▶ Source information:

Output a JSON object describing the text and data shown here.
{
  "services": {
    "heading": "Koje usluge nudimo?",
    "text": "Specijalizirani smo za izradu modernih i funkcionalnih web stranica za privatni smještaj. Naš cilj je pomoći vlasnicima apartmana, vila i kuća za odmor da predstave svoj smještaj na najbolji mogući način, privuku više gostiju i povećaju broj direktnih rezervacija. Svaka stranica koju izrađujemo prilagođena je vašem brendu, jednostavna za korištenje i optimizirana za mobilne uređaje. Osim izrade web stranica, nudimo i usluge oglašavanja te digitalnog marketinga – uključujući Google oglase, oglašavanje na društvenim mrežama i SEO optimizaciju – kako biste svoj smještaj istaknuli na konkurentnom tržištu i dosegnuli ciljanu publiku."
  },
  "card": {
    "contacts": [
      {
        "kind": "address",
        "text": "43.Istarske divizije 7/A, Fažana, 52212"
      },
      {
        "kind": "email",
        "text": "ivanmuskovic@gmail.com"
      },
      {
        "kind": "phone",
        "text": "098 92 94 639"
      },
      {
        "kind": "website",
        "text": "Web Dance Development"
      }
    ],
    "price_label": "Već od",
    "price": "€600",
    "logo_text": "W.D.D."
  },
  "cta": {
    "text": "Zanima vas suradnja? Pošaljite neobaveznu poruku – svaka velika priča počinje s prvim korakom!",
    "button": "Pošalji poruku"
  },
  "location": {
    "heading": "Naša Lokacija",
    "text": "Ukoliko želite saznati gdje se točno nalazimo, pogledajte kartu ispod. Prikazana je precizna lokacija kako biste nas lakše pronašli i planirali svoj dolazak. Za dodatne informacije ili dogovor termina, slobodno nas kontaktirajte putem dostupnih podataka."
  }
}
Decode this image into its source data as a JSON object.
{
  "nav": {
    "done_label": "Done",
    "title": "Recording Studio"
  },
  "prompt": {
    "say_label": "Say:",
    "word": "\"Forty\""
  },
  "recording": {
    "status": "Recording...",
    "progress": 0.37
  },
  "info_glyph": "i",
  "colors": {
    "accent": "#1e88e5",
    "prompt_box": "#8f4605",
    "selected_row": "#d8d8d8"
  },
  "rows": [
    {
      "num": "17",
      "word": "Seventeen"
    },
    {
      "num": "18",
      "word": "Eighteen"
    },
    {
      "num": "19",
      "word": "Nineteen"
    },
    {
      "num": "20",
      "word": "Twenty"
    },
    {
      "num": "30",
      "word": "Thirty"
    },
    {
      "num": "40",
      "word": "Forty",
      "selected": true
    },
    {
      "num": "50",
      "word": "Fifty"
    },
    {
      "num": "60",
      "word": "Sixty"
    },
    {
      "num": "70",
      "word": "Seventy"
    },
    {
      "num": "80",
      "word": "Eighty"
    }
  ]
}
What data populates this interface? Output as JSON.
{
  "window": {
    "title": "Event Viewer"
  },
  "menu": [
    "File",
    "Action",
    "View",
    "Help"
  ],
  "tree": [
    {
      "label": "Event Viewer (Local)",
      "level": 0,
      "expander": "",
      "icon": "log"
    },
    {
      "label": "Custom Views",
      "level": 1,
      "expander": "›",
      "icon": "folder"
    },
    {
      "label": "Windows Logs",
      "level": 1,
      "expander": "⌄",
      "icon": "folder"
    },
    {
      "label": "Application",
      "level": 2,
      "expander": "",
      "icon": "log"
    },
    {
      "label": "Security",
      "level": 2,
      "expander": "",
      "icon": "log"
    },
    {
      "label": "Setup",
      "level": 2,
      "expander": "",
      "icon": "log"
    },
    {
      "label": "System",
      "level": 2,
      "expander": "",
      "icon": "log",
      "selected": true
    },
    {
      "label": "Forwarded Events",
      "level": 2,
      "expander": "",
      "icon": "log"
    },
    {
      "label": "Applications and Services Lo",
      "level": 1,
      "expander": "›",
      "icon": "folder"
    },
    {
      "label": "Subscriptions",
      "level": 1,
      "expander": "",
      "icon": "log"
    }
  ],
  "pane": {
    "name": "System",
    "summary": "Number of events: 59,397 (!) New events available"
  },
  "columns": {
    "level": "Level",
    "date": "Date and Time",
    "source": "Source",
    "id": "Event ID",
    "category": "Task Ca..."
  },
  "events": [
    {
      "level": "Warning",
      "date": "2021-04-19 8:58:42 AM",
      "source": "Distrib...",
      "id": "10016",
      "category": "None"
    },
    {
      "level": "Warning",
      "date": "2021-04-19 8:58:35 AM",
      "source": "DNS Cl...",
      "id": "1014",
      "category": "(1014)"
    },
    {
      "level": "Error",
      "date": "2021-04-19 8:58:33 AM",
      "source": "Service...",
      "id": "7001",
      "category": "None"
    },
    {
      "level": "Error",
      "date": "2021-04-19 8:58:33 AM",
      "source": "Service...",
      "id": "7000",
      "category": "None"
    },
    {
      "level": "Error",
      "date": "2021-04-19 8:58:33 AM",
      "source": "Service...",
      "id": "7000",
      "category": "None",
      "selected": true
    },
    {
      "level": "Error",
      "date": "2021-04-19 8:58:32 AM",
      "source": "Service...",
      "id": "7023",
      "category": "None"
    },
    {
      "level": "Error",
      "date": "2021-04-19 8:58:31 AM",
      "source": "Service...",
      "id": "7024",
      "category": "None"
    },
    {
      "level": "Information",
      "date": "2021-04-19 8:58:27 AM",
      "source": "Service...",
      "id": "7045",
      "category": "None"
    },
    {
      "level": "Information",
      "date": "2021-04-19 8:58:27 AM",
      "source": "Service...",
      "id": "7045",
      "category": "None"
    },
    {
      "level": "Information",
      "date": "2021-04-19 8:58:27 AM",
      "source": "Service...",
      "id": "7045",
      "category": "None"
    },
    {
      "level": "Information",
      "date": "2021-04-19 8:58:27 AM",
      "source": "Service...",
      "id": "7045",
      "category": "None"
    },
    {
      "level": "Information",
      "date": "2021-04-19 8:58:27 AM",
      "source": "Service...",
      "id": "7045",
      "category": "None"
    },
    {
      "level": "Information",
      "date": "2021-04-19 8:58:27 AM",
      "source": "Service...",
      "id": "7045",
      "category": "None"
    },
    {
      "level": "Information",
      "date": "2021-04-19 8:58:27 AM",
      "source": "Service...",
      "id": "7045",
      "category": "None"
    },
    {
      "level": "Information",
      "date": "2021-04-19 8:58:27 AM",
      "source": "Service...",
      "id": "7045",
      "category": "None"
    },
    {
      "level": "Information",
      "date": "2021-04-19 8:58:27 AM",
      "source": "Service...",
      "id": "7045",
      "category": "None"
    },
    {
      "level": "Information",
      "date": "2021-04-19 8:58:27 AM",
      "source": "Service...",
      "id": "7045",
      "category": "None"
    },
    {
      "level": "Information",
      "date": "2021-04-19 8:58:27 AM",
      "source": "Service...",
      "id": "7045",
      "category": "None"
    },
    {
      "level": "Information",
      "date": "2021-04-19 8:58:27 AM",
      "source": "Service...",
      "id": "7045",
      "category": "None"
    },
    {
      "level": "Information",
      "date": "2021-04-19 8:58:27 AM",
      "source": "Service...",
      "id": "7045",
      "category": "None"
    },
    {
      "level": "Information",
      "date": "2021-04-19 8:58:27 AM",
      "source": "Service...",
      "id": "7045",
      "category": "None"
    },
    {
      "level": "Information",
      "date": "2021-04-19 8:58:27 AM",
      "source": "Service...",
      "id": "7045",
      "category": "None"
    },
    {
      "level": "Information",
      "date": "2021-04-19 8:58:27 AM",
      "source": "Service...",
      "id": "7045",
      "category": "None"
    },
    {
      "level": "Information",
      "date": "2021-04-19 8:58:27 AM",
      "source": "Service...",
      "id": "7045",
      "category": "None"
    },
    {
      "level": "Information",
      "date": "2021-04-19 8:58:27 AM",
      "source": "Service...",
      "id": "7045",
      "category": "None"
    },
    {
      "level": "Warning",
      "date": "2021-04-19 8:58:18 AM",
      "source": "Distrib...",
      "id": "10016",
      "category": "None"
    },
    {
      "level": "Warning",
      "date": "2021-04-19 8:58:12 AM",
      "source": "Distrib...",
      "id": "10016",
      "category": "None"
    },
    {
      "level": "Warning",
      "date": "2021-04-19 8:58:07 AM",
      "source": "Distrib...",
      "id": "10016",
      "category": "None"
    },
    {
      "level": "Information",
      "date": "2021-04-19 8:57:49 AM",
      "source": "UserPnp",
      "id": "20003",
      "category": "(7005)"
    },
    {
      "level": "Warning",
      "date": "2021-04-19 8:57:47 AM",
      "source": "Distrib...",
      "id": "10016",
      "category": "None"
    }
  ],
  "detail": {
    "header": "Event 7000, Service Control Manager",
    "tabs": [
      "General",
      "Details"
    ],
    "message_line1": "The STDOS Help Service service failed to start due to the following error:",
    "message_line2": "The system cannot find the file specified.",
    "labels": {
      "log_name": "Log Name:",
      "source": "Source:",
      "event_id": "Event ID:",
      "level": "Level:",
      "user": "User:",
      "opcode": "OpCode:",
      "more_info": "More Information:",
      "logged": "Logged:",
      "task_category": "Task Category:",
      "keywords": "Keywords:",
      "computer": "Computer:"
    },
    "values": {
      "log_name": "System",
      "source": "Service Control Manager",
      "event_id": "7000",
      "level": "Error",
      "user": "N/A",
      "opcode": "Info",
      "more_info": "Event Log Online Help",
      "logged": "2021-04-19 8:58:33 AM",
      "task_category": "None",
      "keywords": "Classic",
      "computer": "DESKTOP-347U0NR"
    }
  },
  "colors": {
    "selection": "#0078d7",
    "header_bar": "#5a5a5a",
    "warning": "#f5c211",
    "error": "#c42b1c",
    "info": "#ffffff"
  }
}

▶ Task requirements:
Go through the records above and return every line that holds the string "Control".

▶ Exercise response:
    "header": "Event 7000, Service Control Manager",
      "source": "Service Control Manager",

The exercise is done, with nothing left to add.